But it’s not just us English speakers who pepper our language with strange sayings. There’s a post on the Oxford Dictionaries blog all about German idioms. Apparently, if you want to encourage someone to come along to a party, you tell them there’s going to be a tap-dancing bear there. Logical really. Who wouldn’t want to see a tap-dancing bear.
As for the video below, it’s got nothing to do with idioms but it appealed to my sense of humour!
September 2010: The weather had changed. As we lay in our tent, we listened as rain began to patter on the thin nylon shell of our tent.
We were 40 days into our cycle ride across North America and the sound didn’t bother us: we were cosy inside and tired enough not to care.
We’d started that day by cycling to a school just outside Bozeman, where we gave a talk about our ride to around 100 children. After riding back into town for a coffee, we’d resumed our route towards Yellowstone.
Luckily, there was a tailwind pushing us along that day and the climb over the Bozeman Pass seemed relatively easy. From the summit – at about 5,760ft – we had a glorious long descent in bright sunshine towards Livingstone.
We’d originally planned on riding for another 10 miles. However, we’d clocked up around 160 miles over the past three days and were both feeling a bit weary, so decided to call it a day when we saw a campsite just south of Livingstone
It was a good call – when the campsite owners realised we were riding for charity they said we didn’t have to pay. That evening we sorted out some laundry and chatted to a British motorcyclist riding from Alaska to Panama.
He seemed a bit more cynical about his experience, questioning whether the ‘have a nice day’ attitude of many Americans was really genuine. His comments made us appreciate our slower pace and all the opportunities we were having to meet and talk to people along our way – we’d met nothing but genuine kindness and warmth from everyone we’d come across as we cycled south from Vancouver.
As the weather closed in, we retired to our little tent and fell asleep to the sound of the rain.
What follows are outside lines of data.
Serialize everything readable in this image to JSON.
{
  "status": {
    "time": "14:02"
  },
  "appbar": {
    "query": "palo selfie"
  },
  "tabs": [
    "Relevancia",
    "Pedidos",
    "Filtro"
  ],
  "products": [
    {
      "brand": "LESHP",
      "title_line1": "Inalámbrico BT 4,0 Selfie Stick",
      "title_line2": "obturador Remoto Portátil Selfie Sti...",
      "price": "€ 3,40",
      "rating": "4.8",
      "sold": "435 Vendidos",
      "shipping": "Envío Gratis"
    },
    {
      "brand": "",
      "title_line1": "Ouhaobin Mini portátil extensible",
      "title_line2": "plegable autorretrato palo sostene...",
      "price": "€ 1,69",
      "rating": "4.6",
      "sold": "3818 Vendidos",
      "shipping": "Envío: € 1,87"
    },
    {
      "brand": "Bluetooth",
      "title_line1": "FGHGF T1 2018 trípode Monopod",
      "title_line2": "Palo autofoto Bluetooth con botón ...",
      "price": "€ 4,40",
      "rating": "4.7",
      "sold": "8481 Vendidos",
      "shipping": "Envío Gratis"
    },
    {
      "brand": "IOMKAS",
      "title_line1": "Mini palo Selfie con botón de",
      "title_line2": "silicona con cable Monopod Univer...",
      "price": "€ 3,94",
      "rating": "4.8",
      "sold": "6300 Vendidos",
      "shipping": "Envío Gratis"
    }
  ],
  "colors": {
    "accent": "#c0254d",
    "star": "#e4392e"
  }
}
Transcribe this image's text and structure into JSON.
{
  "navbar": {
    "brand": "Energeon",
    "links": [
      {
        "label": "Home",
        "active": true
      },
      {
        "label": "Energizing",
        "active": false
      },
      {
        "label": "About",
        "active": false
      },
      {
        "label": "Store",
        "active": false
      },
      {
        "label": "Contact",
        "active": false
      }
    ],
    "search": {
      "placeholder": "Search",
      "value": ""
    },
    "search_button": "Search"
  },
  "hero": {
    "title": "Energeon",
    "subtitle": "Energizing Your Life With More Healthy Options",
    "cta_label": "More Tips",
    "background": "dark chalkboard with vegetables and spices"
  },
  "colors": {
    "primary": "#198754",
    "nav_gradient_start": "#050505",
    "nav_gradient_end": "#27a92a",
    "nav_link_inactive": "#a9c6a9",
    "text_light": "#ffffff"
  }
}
Our laundry was hanging out on a line but there was little point bringing it in as it was still damp from the wash.
The next morning, Carolyn was first up. As she got out of the tent, she surprised a lady in the process of leaving a bag containing 15 quarters on our picnic table.
The woman, who was staying in one of the RVs on the site, had written a little note saying she felt sorry for us with our washing hanging out in the rain and was leaving the quarters so we could put our clothes in the dryer.
Carolyn started trying to explain that our cycling gear was made of material that couldn’t go in a dryer but gave up as our benefactor insisted we took the quarters. Leaving the money with Carolyn, she hurried away. It was as if she was embarrassed – she’d clearly meant to leave an anonymous gift and didn’t want thanks.
We took the money in the spirit in which it was meant. Our clothes went away damp to be dried out that evening, while the $3.75 was spent on coffees later in the morning. It was just another random act of kindness from a stranger, another in a string of events that – while individually small – helped reaffirm our belief in human nature.